Biography of Heinrich Schwarz
Heinrich Schwarz (June 14, 1906 – March 20, 1947) was an SS-Hauptsturmfűhrer and concentration camp officer who served as commandant of Auschwitz III-Monowitz in Nazi-occupied Poland and Natzweiler-Struthof in Alsace-Lorraine.
Schwarz was born in Munich on 14 June 1906 and originally worked as a book printer. He joined the Nazi Party in December 1931 (Member No. 786871) and was commissioned as an officer in the SS in April 1937. Following the outbreak of World War II, Schwarz was assigned to the SS-Main Economic and Administrative Office, the organization which oversaw the administration of Nazi Germany's concentration camp system. He was stationed at both the Mauthausen and Sachsenhausen concentration camps during 1940-1941.

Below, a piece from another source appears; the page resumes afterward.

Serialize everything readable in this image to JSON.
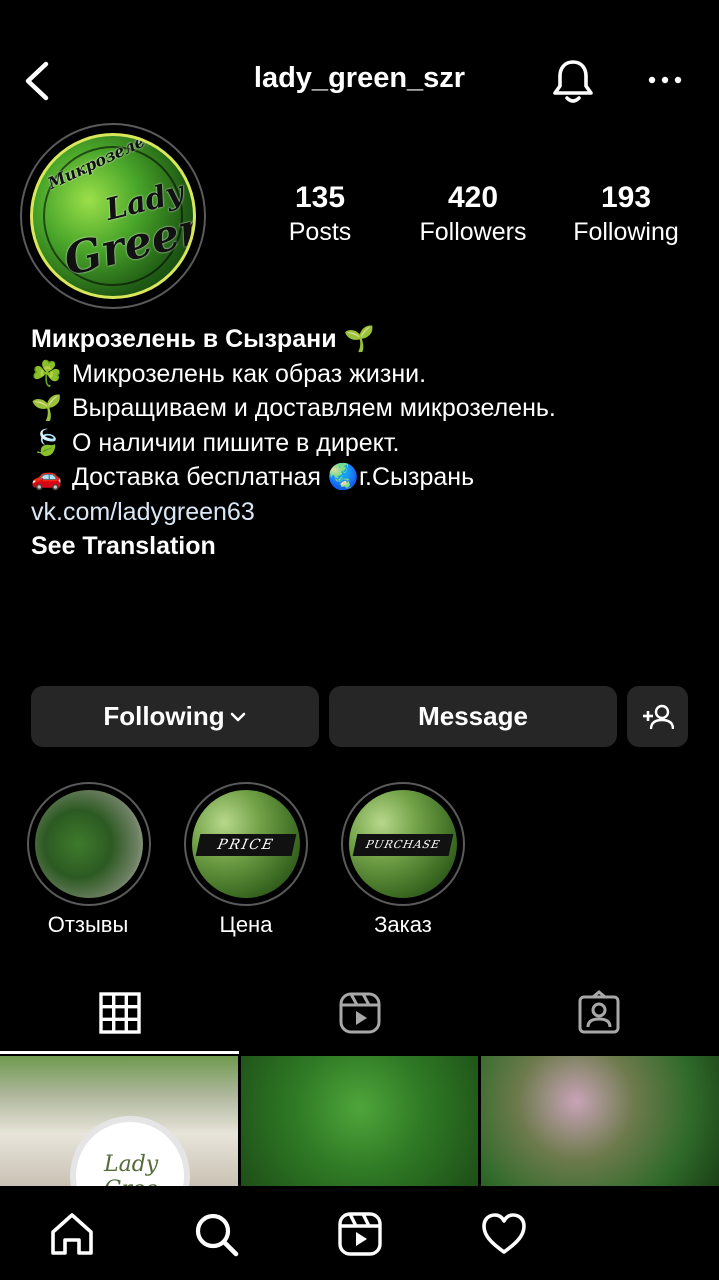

In September 1941 Schwarz was transferred to Poland and posted to the administrative office of the Auschwitz concentration camp. His initial duties included working as an assistant to the camp's commandant, Rudolf Höß. Schwarz also served as leader of the camp's Work Assignment Department (Abt. IIIa) and held the position of Lagerführer (Camp Leader) in the Auschwitz main camp. In November 1943, Höß was appointed leader of Office Group D in the SS Economic and Administrative Main Office in Berlin. Following his departure, the Auschwitz camp system was reorganized by the high command of the SS and divided into three semi-autonomous administrative units: Auschwitz I, Auschwitz II-Birkenau and the Auschwitz III-Monowitz labor camp (Arbeitslager). Under this new arrangement Schwarz was given command of Auschwitz III-Monowitz in December 1943. SS-Hauptsturmführer Rudolf Eagles was his aide, at Monowitz.

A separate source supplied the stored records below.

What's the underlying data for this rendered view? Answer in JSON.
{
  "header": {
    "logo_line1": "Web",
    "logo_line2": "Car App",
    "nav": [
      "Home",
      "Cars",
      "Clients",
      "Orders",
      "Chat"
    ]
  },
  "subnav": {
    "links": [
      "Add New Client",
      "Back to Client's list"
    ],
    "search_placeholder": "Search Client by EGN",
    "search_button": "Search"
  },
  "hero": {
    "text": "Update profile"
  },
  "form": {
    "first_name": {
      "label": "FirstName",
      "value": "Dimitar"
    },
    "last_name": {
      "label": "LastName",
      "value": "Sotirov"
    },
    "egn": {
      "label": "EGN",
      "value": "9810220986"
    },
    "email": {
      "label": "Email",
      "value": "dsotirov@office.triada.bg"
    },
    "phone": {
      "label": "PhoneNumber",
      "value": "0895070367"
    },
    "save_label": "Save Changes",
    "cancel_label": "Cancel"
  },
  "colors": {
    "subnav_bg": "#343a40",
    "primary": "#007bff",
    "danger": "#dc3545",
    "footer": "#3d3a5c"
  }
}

Central to the role Schwarz played as commandant was the provision of slave-laborers to the nearby Buna Werke, a synthetic rubber factory owned by the German chemical company IG Farben. Other German corporations, such as Siemens and Krupp, also received slave labor from Monowitz. The brutal working conditions which prevailed at Monowitz during the period Schwarz served as commandant resulted in a large number of deaths among the inmate population, with estimates ranging between 10,000 to 25,000 prisoners who were believed to have died in both the Arbeitslager itself and in the gas chambers located at the neighboring Auschwitz-Birkenau camp.
Following the evacuation of Auschwitz complex on 18 January 1945, Schwarz was initially slated to take over the command of Mittelbau-Dora concentration camp and the associated Mittelwerk V-weapons production facility located in Thuringia, but was passed over for this post in favor of Richard Baer. He was instead appointed commandant at the Natzweiler-Struthof concentration camp in Alsace-Lorraine, where he oversaw the evacuation of the camp's inmates to Dachau during April and May of 1945. Following the German defeat, Schwarz was convicted of war crimes by a French military court in Rastatt. He was sentenced to death and subsequently shot by a firing squad near Baden-Baden on 20 March 1947.